A document examiner's erroneous handwriting analysis 14 years ago delayed authorities in linking millionaire Robert Durst to a friend's death until after he was accused of killing someone else, according to a search warrant.

Durst, a member of a wealthy New York real estate family, was arrested in New Orleans over the weekend and charged with murder in California for the December 2000 shooting death of Susan Berman. Durst's arrest came shortly before the finale of an HBO series about his links to three killings — that of his first wife, who disappeared in New York in 1982; Berman, the daughter a mobster and a close friend who acted as his spokeswoman after his wife disappeared; and a 71-year-old neighbor in Texas whose chopped up body was found floating in Galveston Bay in 2001. Durst has only ever been tried for the Texas killing, and he was acquitted of murder.

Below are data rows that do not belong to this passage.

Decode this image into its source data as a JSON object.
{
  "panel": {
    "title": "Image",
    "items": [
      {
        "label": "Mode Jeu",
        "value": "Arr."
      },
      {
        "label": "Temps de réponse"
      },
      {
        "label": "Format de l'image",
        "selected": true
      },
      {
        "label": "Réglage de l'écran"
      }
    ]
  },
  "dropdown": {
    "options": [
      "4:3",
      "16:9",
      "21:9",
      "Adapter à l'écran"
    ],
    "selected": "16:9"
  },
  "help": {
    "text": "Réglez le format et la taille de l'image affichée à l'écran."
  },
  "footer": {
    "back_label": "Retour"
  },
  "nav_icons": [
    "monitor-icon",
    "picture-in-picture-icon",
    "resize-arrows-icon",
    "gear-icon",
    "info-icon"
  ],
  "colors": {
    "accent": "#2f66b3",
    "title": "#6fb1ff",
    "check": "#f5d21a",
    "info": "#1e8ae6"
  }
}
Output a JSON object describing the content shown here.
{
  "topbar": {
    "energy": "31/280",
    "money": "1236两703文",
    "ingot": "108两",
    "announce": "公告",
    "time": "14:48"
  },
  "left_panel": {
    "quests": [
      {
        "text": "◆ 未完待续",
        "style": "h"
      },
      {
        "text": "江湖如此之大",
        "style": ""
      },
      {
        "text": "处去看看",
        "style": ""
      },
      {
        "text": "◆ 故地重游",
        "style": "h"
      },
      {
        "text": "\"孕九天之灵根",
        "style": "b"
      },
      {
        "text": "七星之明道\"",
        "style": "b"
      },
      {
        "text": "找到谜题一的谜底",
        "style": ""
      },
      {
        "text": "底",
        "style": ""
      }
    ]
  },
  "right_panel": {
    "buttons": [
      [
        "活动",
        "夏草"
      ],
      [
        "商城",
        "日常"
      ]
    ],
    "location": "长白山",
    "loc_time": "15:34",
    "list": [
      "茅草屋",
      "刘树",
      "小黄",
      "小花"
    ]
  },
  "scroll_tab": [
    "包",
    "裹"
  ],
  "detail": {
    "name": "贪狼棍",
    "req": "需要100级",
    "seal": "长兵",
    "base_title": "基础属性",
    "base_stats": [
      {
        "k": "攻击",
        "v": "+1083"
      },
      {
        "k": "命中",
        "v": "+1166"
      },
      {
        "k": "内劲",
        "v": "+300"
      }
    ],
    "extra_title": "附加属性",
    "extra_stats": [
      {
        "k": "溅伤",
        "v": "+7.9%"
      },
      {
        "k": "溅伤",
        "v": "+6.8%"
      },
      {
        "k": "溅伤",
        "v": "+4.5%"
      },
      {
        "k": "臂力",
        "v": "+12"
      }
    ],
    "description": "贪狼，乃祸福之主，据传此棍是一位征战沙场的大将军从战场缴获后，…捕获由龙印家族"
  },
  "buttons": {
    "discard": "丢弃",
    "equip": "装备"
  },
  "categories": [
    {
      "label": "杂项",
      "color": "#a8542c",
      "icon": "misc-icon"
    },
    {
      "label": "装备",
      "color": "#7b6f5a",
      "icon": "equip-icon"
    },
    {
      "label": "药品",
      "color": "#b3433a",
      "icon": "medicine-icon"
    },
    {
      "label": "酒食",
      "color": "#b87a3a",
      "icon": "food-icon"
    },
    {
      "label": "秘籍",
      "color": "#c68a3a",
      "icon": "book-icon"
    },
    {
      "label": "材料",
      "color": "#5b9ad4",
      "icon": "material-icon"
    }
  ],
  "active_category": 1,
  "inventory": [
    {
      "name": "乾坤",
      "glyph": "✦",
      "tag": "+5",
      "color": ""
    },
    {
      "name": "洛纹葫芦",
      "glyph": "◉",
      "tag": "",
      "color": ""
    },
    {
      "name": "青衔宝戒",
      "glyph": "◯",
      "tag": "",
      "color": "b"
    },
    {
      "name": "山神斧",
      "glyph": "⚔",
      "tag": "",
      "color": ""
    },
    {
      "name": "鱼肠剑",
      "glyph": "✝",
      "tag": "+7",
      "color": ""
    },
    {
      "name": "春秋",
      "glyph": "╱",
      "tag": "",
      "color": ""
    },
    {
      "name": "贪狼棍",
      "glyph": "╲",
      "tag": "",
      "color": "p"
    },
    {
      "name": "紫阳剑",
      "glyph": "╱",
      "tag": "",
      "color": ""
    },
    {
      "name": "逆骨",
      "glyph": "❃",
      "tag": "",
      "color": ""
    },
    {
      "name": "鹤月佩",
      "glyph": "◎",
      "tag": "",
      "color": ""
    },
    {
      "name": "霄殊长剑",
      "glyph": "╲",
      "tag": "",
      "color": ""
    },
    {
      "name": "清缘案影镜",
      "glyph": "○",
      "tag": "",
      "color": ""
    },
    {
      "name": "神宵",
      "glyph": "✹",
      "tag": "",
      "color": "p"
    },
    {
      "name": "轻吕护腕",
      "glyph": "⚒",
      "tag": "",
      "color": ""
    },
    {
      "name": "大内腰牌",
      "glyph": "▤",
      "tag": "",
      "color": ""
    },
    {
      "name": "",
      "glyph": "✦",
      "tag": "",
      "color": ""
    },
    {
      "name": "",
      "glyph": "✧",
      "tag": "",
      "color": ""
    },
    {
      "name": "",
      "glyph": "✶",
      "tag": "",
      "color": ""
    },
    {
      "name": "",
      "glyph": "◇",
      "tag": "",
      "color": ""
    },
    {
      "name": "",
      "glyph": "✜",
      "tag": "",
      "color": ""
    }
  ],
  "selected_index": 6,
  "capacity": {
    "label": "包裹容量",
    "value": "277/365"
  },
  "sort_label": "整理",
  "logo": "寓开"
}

Authorities on Tuesday searched Durst's Houston home, and the warrant released Wednesday details the timeline of the Berman case.

It shows that police focused in on Durst's handwriting early on after a note received by police tipped them to Berman's death. The envelope and note, written in block letters, misspelled "Beverley Hills Police" and included the word "cadaver" along with Berman's Beverly Hills address.

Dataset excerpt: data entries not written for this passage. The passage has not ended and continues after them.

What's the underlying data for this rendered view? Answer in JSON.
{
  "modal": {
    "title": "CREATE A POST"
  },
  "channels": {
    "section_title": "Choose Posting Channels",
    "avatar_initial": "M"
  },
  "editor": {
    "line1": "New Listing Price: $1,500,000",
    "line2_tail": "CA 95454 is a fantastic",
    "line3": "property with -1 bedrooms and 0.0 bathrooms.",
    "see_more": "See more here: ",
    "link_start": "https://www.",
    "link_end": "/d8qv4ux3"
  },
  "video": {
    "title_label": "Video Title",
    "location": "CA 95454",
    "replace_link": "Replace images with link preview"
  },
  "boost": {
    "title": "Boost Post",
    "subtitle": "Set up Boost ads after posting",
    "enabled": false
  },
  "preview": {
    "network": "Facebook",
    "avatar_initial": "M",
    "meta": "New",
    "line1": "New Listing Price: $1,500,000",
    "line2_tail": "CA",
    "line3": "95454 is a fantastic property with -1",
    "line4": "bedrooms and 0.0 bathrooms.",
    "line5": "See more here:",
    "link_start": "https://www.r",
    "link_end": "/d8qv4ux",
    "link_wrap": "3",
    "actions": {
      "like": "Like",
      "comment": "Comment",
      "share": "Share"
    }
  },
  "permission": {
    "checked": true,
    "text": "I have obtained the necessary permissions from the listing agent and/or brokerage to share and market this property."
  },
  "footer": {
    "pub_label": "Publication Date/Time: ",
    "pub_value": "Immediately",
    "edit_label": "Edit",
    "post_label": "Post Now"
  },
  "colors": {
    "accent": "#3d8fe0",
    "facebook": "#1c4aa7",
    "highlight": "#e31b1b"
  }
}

In 2001, Los Angeles Police Department document examiner William Leaver concluded it was "highly probable" that the envelope and note were written by Nyle Brenner, Berman's manager and friend. The assessment was "rubber stamped" by Leaver's supervisor, who told detectives this past September that she had not performed her own technical review.

Investigators had not initially analyzed examples of Durst's handwriting, and it wasn't until eight months later that a comparison was made to Durst's limited sample writings. Leaver said "similarities" were enough to request more exemplar writings, which police eventually obtained.

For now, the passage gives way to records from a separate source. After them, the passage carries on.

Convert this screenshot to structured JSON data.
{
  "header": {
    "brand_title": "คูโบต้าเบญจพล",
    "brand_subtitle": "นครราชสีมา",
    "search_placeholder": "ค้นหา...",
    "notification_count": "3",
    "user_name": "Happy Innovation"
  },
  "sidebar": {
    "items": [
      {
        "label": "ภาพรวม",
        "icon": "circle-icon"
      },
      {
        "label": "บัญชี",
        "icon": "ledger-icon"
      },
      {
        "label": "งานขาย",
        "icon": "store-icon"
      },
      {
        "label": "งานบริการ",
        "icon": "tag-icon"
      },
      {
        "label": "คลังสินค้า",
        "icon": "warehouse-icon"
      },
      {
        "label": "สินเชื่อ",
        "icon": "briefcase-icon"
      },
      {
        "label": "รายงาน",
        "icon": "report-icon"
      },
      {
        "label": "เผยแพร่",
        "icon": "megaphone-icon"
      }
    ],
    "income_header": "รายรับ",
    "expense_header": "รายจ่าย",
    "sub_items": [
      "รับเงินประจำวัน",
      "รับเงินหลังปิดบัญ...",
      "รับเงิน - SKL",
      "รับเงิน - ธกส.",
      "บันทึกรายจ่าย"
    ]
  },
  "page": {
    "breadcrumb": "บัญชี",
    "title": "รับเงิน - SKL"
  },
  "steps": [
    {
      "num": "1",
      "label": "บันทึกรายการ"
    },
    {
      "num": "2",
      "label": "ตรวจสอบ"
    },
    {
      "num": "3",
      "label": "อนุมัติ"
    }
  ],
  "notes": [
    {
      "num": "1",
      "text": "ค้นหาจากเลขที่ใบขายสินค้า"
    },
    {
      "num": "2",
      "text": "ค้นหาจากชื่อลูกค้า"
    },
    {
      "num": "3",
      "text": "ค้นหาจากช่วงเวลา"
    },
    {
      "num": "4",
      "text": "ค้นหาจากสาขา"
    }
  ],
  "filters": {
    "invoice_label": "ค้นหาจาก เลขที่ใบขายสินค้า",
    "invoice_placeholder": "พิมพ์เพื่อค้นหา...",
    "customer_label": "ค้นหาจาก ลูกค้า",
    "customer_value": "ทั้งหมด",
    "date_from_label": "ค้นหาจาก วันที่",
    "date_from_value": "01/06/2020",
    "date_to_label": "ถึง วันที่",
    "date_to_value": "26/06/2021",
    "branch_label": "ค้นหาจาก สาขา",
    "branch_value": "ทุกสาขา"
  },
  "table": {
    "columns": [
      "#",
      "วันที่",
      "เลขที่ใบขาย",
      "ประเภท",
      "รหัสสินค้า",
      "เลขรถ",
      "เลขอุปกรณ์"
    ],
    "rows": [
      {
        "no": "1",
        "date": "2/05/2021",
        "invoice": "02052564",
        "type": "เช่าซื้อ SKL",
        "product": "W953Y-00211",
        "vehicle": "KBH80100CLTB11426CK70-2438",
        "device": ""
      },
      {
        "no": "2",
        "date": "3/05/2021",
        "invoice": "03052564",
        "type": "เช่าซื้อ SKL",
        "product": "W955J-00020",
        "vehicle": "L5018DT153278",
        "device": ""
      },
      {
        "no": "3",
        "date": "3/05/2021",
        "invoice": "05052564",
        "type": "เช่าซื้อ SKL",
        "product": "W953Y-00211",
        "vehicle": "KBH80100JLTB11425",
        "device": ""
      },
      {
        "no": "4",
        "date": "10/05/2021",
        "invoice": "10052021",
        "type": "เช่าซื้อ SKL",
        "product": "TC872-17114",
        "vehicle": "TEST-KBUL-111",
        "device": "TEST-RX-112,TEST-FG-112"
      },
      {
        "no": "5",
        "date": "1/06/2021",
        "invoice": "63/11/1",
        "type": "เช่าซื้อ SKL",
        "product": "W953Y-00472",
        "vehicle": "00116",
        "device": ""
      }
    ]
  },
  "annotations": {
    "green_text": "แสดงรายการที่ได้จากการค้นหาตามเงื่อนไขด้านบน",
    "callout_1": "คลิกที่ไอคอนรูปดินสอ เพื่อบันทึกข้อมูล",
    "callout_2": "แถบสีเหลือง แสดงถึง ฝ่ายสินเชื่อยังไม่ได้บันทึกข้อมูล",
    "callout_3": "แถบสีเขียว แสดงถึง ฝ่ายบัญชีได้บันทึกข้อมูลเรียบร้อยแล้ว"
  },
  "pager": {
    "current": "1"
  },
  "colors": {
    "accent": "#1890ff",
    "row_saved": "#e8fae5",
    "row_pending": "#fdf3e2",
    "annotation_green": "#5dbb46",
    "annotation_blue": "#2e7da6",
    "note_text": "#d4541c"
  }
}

In June 2003, Leaver concluded the handwriting was likely Durst's. By then, Durst had been charged in Texas with murder for the death and dismemberment of Morris Black.

The conflicting assessments meant valuable time lost.

Eventually, the envelope, letter and writing samples were sent to the California Department of Justice and an investigator determined Durst as "probably the author of the cadaver letter and note."

The Los Angeles case went dormant and wasn't revived until 2012, when law enforcement learned of the HBO documentary. The filmmakers say they shared tape with police months ago of interviews with Durst, including his reactions to handwriting analysis and what appears to be a confession to Berman's killing.

In October and November, the LAPD had two independent examiners analyze the documents and both concluded Durst was the author.

The LAPD has declined comment until Durst is in its custody. He's being held in Louisiana on gun charges.

Durst's attorney, Dick DeGuerin, said the conflicting determinations on the handwriting "shows you what junk science really is." He also questioned what evidence police expected to find in Durst's Houston home.

Durst himself may have pointed to the home, in a recording made while talking to himself after a tense interview with the makers of the six-part HBO documentary "The Jinx: The Life and Deaths of Robert Durst," which concluded Sunday. Just before saying he "killed them all," he says, "I don't know what's in the house!"

The search warrant affidavit showed authorities were concerned Durst, who has an estimated net worth of $100 million, might be preparing to flee the country. He had withdrawn large sums of money from multiple bank accounts, including daily amounts of $9,000 for 35 days starting in October.

Durst was under FBI surveillance, and agents arrested him in a New Orleans hotel under the name "Everette Ward," finding nearly $43,000 in cash, a gun and a rubber mask that could cover his head and neck in his room, the affidavit says.

A law enforcement official with knowledge of the investigation told The Associated Press Wednesday that it was a kind of "old man mask" and investigators were looking at whether he had been using it to travel around. The official spoke on condition of anonymity because the person wasn't authorized to speak publicly about the ongoing investigation.

Durst could face the death penalty if convicted of killing Berman.